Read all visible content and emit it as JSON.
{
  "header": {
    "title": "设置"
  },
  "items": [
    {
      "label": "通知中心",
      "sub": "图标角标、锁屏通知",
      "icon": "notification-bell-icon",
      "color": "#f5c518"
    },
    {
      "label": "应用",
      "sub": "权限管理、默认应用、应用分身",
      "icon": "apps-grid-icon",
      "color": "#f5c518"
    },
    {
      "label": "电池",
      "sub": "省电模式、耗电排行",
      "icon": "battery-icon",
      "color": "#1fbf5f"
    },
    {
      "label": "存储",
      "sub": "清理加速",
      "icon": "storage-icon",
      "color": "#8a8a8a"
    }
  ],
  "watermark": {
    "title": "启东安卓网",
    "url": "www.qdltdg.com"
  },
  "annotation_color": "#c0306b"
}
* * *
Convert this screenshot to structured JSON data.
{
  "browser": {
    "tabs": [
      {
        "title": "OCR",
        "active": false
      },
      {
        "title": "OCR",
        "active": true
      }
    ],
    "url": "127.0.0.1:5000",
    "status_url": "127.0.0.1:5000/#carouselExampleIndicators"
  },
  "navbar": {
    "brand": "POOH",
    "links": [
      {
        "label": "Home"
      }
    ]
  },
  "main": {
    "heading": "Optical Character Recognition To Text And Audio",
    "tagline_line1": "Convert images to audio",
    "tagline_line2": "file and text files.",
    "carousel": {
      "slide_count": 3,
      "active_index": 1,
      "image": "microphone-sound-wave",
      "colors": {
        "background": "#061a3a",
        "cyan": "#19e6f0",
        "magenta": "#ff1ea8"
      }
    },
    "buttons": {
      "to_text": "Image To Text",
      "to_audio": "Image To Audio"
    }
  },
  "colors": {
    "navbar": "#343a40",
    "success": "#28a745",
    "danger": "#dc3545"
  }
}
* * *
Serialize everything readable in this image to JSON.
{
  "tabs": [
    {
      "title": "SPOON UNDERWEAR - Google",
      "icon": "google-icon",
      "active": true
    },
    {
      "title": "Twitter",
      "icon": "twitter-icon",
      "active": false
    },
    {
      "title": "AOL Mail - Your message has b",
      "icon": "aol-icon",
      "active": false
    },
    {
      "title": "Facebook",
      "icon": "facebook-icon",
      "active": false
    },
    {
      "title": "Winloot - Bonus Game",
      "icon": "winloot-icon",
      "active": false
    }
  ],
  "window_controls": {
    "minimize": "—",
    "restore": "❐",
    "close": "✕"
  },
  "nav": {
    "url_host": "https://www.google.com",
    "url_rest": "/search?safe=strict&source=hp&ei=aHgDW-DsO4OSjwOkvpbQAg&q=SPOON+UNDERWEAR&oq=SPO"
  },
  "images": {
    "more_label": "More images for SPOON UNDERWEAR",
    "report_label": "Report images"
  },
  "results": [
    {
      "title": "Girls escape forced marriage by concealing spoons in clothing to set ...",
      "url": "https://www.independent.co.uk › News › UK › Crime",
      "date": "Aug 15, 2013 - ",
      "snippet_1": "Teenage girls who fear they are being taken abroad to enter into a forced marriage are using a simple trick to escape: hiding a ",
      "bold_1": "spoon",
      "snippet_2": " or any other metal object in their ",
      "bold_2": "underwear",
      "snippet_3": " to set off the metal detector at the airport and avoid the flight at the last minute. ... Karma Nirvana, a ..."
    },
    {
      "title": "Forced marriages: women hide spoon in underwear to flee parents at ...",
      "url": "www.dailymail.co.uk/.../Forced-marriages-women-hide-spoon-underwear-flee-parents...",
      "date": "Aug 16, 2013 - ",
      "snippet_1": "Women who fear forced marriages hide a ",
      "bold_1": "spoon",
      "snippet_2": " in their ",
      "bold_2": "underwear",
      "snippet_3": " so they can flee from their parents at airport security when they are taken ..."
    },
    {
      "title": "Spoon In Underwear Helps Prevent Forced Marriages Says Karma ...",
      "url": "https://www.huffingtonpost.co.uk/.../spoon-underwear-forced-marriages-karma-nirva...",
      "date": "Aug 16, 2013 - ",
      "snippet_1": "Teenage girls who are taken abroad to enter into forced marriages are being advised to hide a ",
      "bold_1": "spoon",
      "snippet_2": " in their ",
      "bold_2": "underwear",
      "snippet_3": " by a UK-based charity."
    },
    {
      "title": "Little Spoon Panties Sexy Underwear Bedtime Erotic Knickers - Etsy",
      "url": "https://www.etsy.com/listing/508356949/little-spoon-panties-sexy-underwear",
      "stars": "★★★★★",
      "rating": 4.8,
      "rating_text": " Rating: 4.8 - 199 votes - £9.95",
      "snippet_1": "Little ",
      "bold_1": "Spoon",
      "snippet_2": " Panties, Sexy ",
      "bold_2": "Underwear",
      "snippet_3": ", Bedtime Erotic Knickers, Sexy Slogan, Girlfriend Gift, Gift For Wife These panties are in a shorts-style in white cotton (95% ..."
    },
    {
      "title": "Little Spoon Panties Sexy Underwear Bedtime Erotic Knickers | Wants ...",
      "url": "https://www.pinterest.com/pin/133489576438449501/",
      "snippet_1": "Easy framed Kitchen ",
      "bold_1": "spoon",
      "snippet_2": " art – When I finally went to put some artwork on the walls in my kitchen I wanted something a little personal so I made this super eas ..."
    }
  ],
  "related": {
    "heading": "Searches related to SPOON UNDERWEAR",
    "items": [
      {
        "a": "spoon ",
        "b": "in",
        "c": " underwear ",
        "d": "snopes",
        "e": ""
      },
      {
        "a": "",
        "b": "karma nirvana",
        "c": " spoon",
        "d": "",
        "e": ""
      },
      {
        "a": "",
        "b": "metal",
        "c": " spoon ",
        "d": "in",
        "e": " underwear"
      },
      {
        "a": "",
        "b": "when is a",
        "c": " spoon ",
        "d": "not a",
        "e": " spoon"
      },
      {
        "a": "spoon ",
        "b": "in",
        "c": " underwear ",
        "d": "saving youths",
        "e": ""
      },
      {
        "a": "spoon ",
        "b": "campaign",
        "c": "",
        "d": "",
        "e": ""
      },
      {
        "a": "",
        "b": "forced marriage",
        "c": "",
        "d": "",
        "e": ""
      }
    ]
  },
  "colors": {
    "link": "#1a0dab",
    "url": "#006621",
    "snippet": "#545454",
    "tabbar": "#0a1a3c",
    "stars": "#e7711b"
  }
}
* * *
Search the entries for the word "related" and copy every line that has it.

WRITTEN REPLY:
  "related": {
    "heading": "Searches related to SPOON UNDERWEAR",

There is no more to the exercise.